There was talk of developing a new rail route between Lindau - Chur - Thusis to Ticino or Italy, which would offer an alternative to the Brenner Pass (Austria). Trains rerouted from the Brenner must undertake a long passage to use the Gotthard that a pass in Grisons would simplify, but the project never found the backing at the federal level. This line would benefit traffic from the Munich area, but areas further west have easier access to the existing Gotthard and Loetschberg lines as traffic from the west would have to travel around the Bodensee (Lake of Constance) or the Zurichsee (Lake of Zurich) to access a Grisons route.
There have been some discussions about opening up rail connections between the RhB in the Engadin with areas further up the Inn valley in Austria and with adjacent valleys in Italy. The fact that the RhB is narrow gauge would complicate any through traffic from the regular gauge mainlines.
Am 25.11.2014 18:32, schrieb firstname.lastname@example.org [SwissRail]:
There was talk of developing a new rail route between Lindau - Chur -As I already wrote, the Ostalpenbahn and the Y-project didn't find majorities in the parliament. But there was then (as some sort of replacement) a decision to build a Hirzel tunnel, allowing easier access to the Gotthard from Munich. That would have been Lindau - Sargans - Pfï¿½ffikon SZ - Zug. Hirzel tunnel was later postponed and since, nobody has asked, if would be built some day. So, think of it as cancelled...
There have been some discussions about opening up rail connectionsThe RhB projects belong to the category tourism rather than category freight traffic!
Mike C wrote :
> The Gotthard pass is the main north-south corridor. The Simplon actually connects Domodossola with Brig
> and the Rhone valley line to Lausanne and Geneva. The Loetschberg rail line connects Brig to Spiez and

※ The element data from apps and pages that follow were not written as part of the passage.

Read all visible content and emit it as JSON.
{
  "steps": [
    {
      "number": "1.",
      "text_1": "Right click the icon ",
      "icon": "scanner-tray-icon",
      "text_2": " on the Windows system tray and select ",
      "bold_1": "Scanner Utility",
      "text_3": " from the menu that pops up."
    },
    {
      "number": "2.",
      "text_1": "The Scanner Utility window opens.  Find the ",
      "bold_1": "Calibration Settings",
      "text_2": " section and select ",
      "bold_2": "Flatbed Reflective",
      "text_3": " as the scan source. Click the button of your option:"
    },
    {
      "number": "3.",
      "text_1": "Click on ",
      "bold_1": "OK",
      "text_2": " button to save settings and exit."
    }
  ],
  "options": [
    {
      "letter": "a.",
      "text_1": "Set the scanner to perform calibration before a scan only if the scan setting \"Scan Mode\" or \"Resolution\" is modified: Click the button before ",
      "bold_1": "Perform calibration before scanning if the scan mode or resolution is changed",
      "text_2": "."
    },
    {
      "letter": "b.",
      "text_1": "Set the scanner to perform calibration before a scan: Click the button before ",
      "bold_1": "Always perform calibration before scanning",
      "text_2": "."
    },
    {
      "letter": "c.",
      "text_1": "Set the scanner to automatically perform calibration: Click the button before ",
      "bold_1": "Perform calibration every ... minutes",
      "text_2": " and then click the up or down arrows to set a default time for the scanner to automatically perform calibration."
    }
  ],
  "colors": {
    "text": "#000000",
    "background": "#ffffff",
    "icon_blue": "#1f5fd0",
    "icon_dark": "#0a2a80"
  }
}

> Bern, providing an alternate north-south corridor to the Gotthard.
It would certainly be interesting to know what the actual traffic densities across the Gotthard, Lötschberg and Simplon routes are. Certainly the fact that a Lötschberg base tunnel has been built, but nobody seem to be talking about a new Simplon tunnel does rather suggest that capacity was not the issue on the western routes (as otherwise surely the Simplon would have been the pinch-point not the Lötschberg).
There are road routes throughout Switzerland,
No, actually I don't think there are. Whilst there are obviously a fair number of such passes, they are not evenly distributed. There are significant sections of the Alps where there are no through road routes, even in summer. The most obvious of these is the Bernese Alps, where the only driving choices even in mid-summer are to go east-about over the high-alpine Grimsel Pass, or west-about around the end of the high mountains. These two routes are about 100km apart, which is quite a gap.
This isn't a totally off-topic point, because there is a rail route (actually two now) smack across the middle of this road-free zone, and this fact does influence the usage of the Lötschberg line.
I wondered about the Simplon but then realised that once the upgrading works have been completed, it is a relatively straightforward route with few of the restrictions and track capacity problems of the old Gotthard and Lotchberg routes. As the Gotthard route seems to be a primary artery and that there will be capacity released once the new tunnel is opened (and the bottle neck south of Bellinzona removed once the Ceneri base tunnel opens), I should imagine that the pressure on the north south arteries will be much reduced. I should also imagine that with the Italian economy in the doldrums, there will be not much appetite there for an expensive infrastructure project for the foreseeable future. It will only be when the European economic situation returns to strong growth and demand for transit moves through Switzerland increases will the need for more infrastructure become apparent and I cant see that happening for many years yet.
Thanks to everyone who contributed to this thread a few months back. I have forwarded all your replies to the citizens' group for whom I wrote the text you reacted to.